Blink, there's a new HTML rendering engine

The Web is all abuzz about Blink, Google's fork of WebKit, for use in Chromium and Google Chrome (and, apparently, Opera as well, since it will track Chromium).

I've already said my piece on WebKit, but Blink significantly changes that dynamic.
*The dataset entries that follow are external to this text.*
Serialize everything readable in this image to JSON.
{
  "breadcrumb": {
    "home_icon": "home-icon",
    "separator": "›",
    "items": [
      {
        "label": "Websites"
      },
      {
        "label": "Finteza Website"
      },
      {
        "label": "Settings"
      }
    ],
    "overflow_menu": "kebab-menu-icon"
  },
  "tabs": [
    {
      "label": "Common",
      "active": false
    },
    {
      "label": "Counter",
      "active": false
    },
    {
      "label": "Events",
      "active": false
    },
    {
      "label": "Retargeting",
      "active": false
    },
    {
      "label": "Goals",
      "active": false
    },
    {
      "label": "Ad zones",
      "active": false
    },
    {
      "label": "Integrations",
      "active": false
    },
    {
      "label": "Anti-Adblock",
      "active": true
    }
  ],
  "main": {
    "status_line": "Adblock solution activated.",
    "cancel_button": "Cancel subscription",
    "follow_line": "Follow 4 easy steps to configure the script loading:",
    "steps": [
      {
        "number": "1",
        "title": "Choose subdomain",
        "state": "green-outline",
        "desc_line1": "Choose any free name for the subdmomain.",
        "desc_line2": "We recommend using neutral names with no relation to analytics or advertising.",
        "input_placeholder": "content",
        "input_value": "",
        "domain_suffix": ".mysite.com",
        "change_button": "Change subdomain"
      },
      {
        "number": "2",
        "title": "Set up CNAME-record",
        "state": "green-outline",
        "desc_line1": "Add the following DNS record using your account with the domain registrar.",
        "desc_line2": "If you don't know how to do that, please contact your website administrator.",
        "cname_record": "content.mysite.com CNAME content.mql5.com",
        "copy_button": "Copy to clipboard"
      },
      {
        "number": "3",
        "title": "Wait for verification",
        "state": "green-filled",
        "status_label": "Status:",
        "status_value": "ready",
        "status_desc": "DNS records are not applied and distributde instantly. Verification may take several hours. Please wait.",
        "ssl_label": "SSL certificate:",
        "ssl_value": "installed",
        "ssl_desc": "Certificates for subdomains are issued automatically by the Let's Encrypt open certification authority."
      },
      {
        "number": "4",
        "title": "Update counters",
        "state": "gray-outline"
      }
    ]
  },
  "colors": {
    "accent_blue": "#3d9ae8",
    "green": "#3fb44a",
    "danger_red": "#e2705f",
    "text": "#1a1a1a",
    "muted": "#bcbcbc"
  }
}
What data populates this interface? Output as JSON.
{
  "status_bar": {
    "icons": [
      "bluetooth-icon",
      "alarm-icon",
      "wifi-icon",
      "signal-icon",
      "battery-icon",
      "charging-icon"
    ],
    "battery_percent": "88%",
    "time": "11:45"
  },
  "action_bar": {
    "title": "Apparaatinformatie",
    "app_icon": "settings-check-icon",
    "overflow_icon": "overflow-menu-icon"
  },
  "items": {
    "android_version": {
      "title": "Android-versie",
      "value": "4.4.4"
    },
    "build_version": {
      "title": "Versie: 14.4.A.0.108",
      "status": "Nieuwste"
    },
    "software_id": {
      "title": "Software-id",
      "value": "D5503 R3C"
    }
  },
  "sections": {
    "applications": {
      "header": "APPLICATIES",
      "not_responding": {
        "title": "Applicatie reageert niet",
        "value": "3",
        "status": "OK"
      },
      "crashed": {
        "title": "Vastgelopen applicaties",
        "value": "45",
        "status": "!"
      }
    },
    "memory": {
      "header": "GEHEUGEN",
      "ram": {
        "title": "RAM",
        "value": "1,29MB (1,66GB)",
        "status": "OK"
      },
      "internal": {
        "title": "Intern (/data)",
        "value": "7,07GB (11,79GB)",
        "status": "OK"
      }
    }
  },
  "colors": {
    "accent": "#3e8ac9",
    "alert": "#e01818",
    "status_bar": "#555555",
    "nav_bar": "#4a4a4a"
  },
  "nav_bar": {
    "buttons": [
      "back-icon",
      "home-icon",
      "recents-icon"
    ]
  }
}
In fact, Blink is likely to completely fragment what would have been a cold WebKit-only future because it is almost certain to evolve and implement new features faster than WebKit will, and exported to everywhere that Google code runs (Android, too). And, well, that's good news in a sense because it avoids one kind of perilous future, but it's bad in another because there won't be much of a brake on Google implementing features in Blink to make Google properties run better or even exclusively in it. Remember, that's the whole reason they made Chrome in the first place, and Microsoft isn't the only one that "embraces and extends."
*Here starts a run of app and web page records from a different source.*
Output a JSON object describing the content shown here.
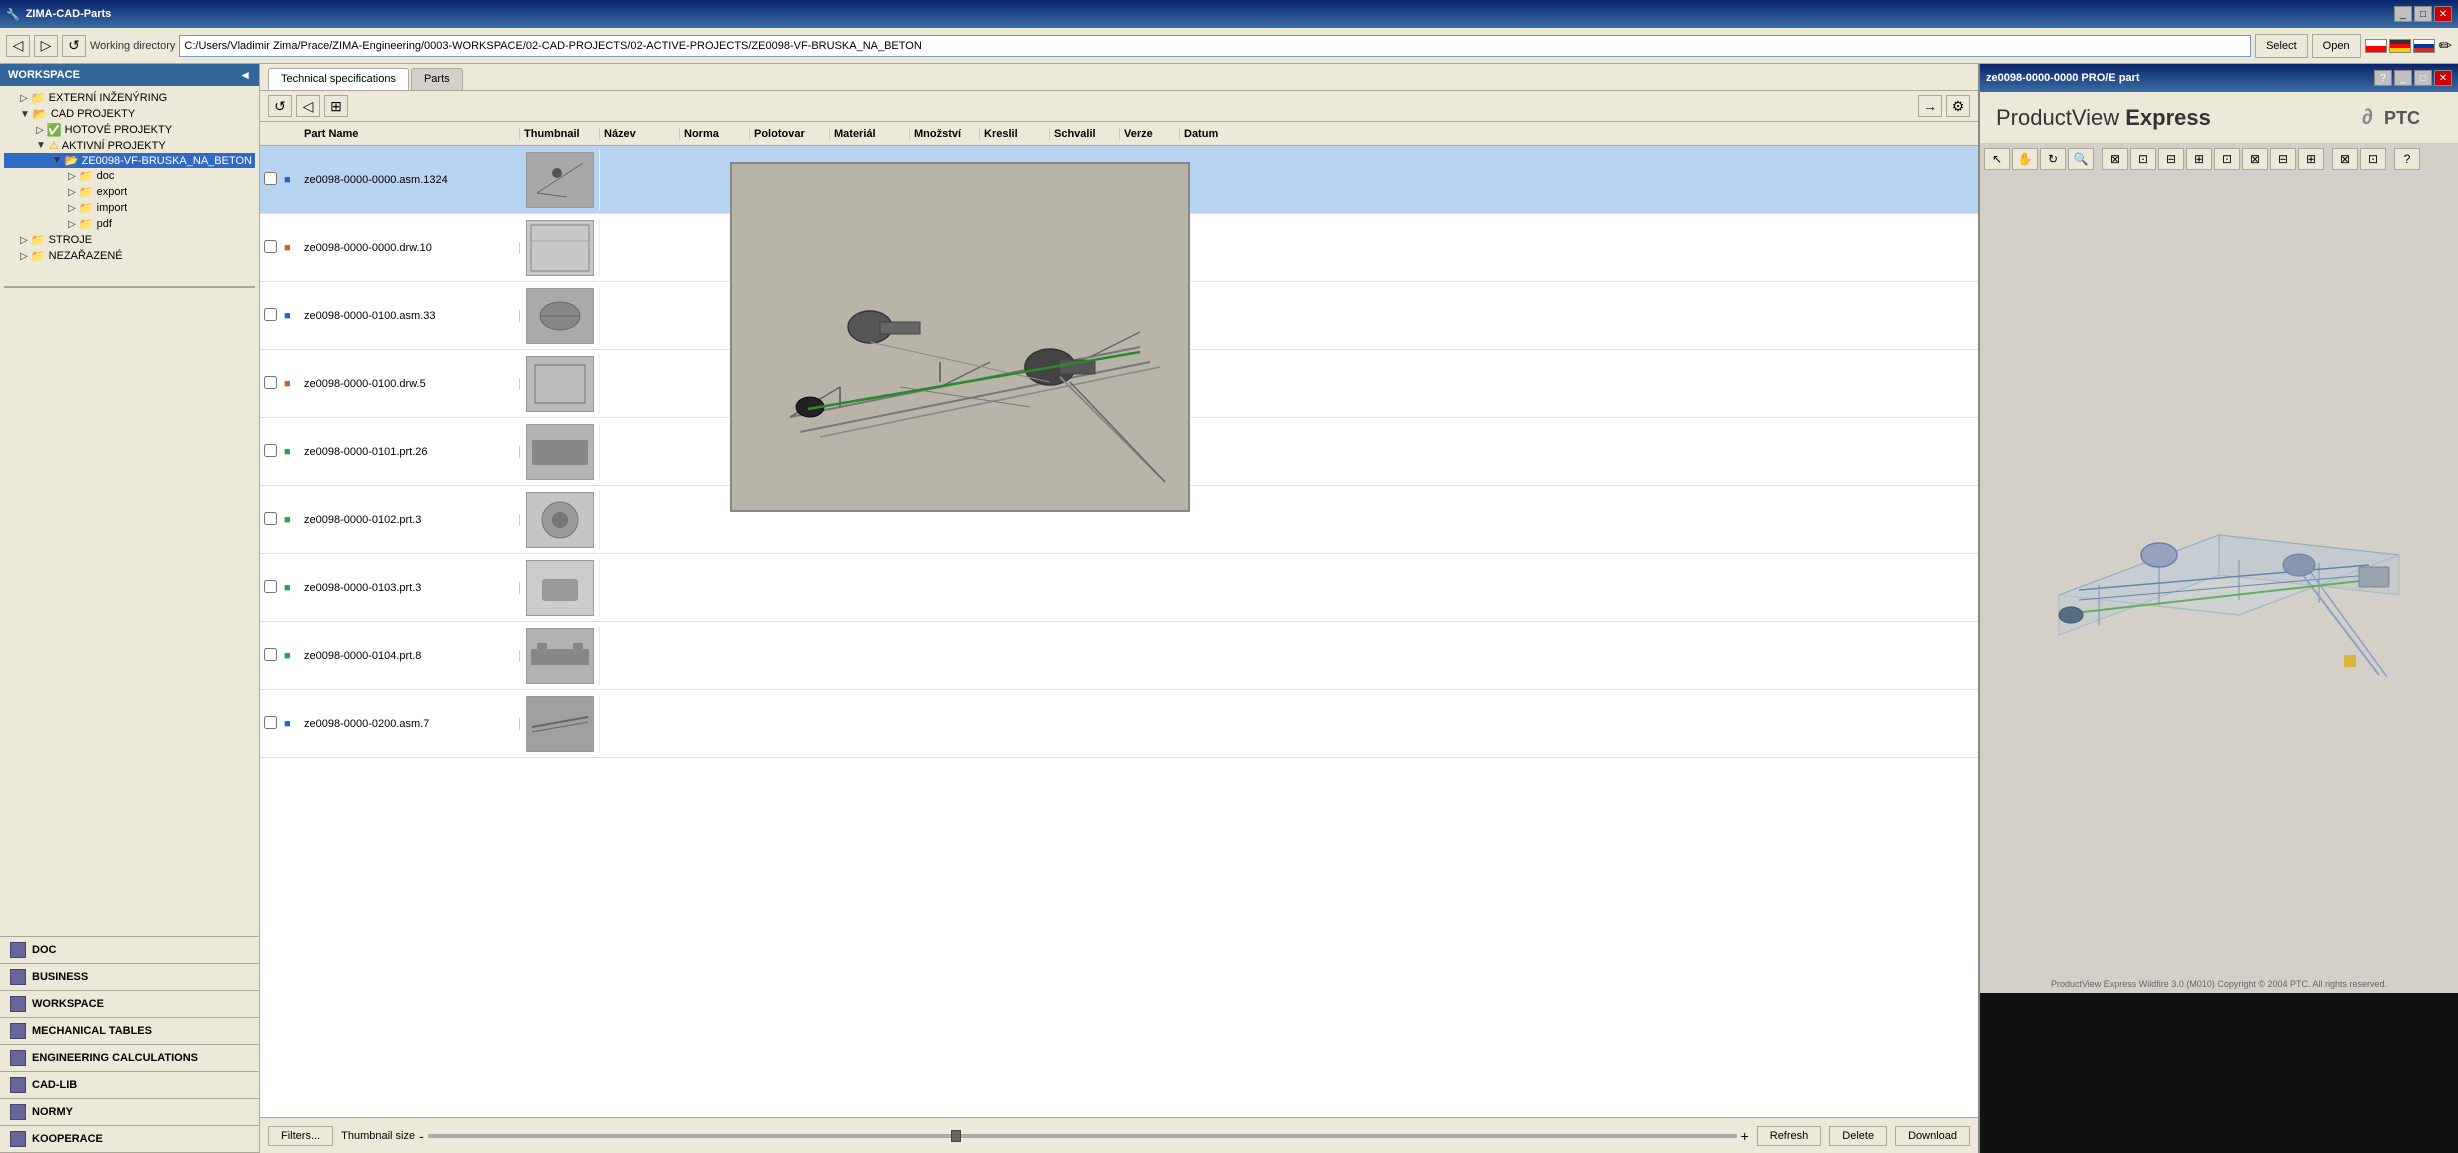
{
  "app": {
    "title": "ZIMA-CAD-Parts",
    "product_view_title": "ze0098-0000-0000 PRO/E part"
  },
  "toolbar": {
    "working_dir_label": "Working directory",
    "working_dir_path": "C:/Users/Vladimir Zima/Prace/ZIMA-Engineering/0003-WORKSPACE/02-CAD-PROJECTS/02-ACTIVE-PROJECTS/ZE0098-VF-BRUSKA_NA_BETON",
    "select_label": "Select",
    "open_label": "Open"
  },
  "sidebar": {
    "header": "WORKSPACE",
    "items": [
      {
        "label": "EXTERNÍ INŽENÝRING",
        "indent": 1,
        "icon": "folder",
        "expand": "▷"
      },
      {
        "label": "CAD PROJEKTY",
        "indent": 1,
        "icon": "folder",
        "expand": "▼"
      },
      {
        "label": "HOTOVÉ PROJEKTY",
        "indent": 2,
        "icon": "folder-check",
        "expand": "▷"
      },
      {
        "label": "AKTIVNÍ PROJEKTY",
        "indent": 2,
        "icon": "folder-warn",
        "expand": "▼"
      },
      {
        "label": "ZE0098-VF-BRUSKA_NA_BETON",
        "indent": 3,
        "icon": "folder-blue",
        "expand": "▼"
      },
      {
        "label": "doc",
        "indent": 4,
        "icon": "folder",
        "expand": "▷"
      },
      {
        "label": "export",
        "indent": 4,
        "icon": "folder",
        "expand": "▷"
      },
      {
        "label": "import",
        "indent": 4,
        "icon": "folder",
        "expand": "▷"
      },
      {
        "label": "pdf",
        "indent": 4,
        "icon": "folder",
        "expand": "▷"
      },
      {
        "label": "STROJE",
        "indent": 1,
        "icon": "folder",
        "expand": "▷"
      },
      {
        "label": "NEZAŘAZENÉ",
        "indent": 1,
        "icon": "folder",
        "expand": "▷"
      }
    ],
    "bottom_nav": [
      {
        "label": "DOC"
      },
      {
        "label": "BUSINESS"
      },
      {
        "label": "WORKSPACE"
      },
      {
        "label": "MECHANICAL TABLES"
      },
      {
        "label": "ENGINEERING CALCULATIONS"
      },
      {
        "label": "CAD-LIB"
      },
      {
        "label": "NORMY"
      },
      {
        "label": "KOOPERACE"
      }
    ]
  },
  "tabs": [
    {
      "label": "Technical specifications",
      "active": true
    },
    {
      "label": "Parts",
      "active": false
    }
  ],
  "table": {
    "columns": [
      "Part Name",
      "Thumbnail",
      "Název",
      "Norma",
      "Polotovar",
      "Materiál",
      "Množství",
      "Kreslil",
      "Schvalil",
      "Verze",
      "Datum"
    ],
    "rows": [
      {
        "name": "ze0098-0000-0000.asm.1324",
        "type": "asm",
        "thumbnail": "asm-thumb"
      },
      {
        "name": "ze0098-0000-0000.drw.10",
        "type": "drw",
        "thumbnail": "drw-thumb"
      },
      {
        "name": "ze0098-0000-0100.asm.33",
        "type": "asm",
        "thumbnail": "asm-sub-thumb"
      },
      {
        "name": "ze0098-0000-0100.drw.5",
        "type": "drw",
        "thumbnail": "drw-sub-thumb"
      },
      {
        "name": "ze0098-0000-0101.prt.26",
        "type": "prt",
        "thumbnail": "prt-thumb-1"
      },
      {
        "name": "ze0098-0000-0102.prt.3",
        "type": "prt",
        "thumbnail": "prt-thumb-2"
      },
      {
        "name": "ze0098-0000-0103.prt.3",
        "type": "prt",
        "thumbnail": "prt-thumb-3"
      },
      {
        "name": "ze0098-0000-0104.prt.8",
        "type": "prt",
        "thumbnail": "prt-thumb-4"
      },
      {
        "name": "ze0098-0000-0200.asm.7",
        "type": "asm",
        "thumbnail": "asm-sub2-thumb"
      }
    ]
  },
  "bottom_toolbar": {
    "filters_label": "Filters...",
    "thumbnail_size_label": "Thumbnail size",
    "refresh_label": "Refresh",
    "delete_label": "Delete",
    "download_label": "Download"
  },
  "product_view": {
    "logo_product": "ProductView ",
    "logo_express": "Express",
    "ptc_logo": "∂PTC",
    "footer_text": "ProductView Express Wildfire 3.0 (M010) Copyright © 2004 PTC.  All rights reserved.",
    "toolbar_icons": [
      "cursor",
      "pan",
      "rotate",
      "zoom-in",
      "zoom-out",
      "fit",
      "wireframe",
      "shaded",
      "hidden-line",
      "explode",
      "cross-section",
      "separator",
      "help"
    ]
  },
  "colors": {
    "title_bar_bg": "#0a246a",
    "sidebar_header_bg": "#336699",
    "tab_active_bg": "#ffffff",
    "tab_inactive_bg": "#d4d0c8",
    "selected_row_bg": "#b8d4f0",
    "toolbar_bg": "#ece9d8"
  }
}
Maybe it'll be Blink that eats the Web, not WebKit after all.

4 comments:

  1. Well, it's still forked WebKit, isn't it? Nothing will stop interchange of features between these two and it will take an amount of time for Blink to be something more than WebKit.
    And more important - it's still a web browser rendering engine developed by a company, whose primary interest is not in developing web browser. It's advertising.

    So I still do not see light on the other side of the tunnel.
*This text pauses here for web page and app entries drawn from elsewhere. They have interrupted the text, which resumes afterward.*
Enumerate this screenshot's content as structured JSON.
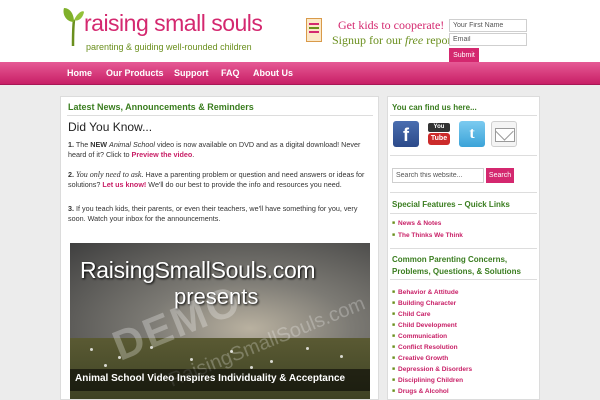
{
  "header": {
    "logo_title": "raising small souls",
    "logo_tagline": "parenting & guiding well-rounded children",
    "promo_line1": "Get kids to cooperate!",
    "promo_line2_before": "Signup for our ",
    "promo_line2_free": "free",
    "promo_line2_after": " report.",
    "signup": {
      "name_placeholder": "Your First Name",
      "email_placeholder": "Email",
      "submit_label": "Submit"
    }
  },
  "nav": {
    "items": [
      "Home",
      "Our Products",
      "Support",
      "FAQ",
      "About Us"
    ]
  },
  "main": {
    "heading": "Latest News, Announcements & Reminders",
    "subheading": "Did You Know...",
    "p1": {
      "num": "1.",
      "t1": " The ",
      "new": "NEW",
      "t2": " ",
      "italic": "Animal School",
      "t3": " video is now available on DVD and as a digital download! Never heard of it? Click to ",
      "link": "Preview the video",
      "t4": "."
    },
    "p2": {
      "num": "2.",
      "italic": "You only need to ask.",
      "t1": " Have a parenting problem or question and need answers or ideas for solutions? ",
      "link": "Let us know!",
      "t2": " We'll do our best to provide the info and resources you need."
    },
    "p3": {
      "num": "3.",
      "text": " If you teach kids, their parents, or even their teachers, we'll have something for you, very soon. Watch your inbox for the announcements."
    },
    "video": {
      "title": "RaisingSmallSouls.com",
      "presents": "presents",
      "watermark": "DEMO",
      "watermark_sub": "RaisingSmallSouls.com",
      "caption": "Animal School Video Inspires Individuality & Acceptance"
    }
  },
  "sidebar": {
    "find_heading": "You can find us here...",
    "social": [
      "facebook-icon",
      "youtube-icon",
      "twitter-icon",
      "email-icon"
    ],
    "youtube_top": "You",
    "youtube_bottom": "Tube",
    "facebook_letter": "f",
    "twitter_letter": "t",
    "search_placeholder": "Search this website...",
    "search_button": "Search",
    "features_heading": "Special Features – Quick Links",
    "features": [
      "News & Notes",
      "The Thinks We Think"
    ],
    "concerns_heading_1": "Common Parenting Concerns,",
    "concerns_heading_2": "Problems, Questions, & Solutions",
    "concerns": [
      "Behavior & Attitude",
      "Building Character",
      "Child Care",
      "Child Development",
      "Communication",
      "Conflict Resolution",
      "Creative Growth",
      "Depression & Disorders",
      "Disciplining Children",
      "Drugs & Alcohol"
    ]
  },
  "colors": {
    "brand_pink": "#d4286f",
    "brand_green": "#6a8f1d",
    "heading_green": "#3a7d1f"
  }
}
    ReplyDelete
    Replies
    1. No, I don't see light at the end of the tunnel either; I just think the tool that will be used to "win" will be Blink. Google has already made a lot of noise about how Blink is a fork of WebKit, but not WebKit, based on all the plumbing used to hook it in. I fully expect it to diverge further.

      Although written primarily for snickers, there are some concerning and quite truthy bits: http://prng.net/blink-faq.html

      Delete
    2. Needs some Apple bashing in addition to Google bashing for fairness.

      Delete
  2. I wasn't on the internet for the first or second browser wars, but this seems like more of a positive than a negative.

    Webkit is already fragmented and this will make it even more so: it will effectively split the mobile browser market into Android Blink and iOS Webkit. Perhaps it will make it so much so that we can avoid a single rendering engine hegemony and keep standards compliance at the forefront. Who wins when we do that? The Mozilla boys do.

    ReplyDelete

Due to an increased frequency of spam, comments are now subject to moderation.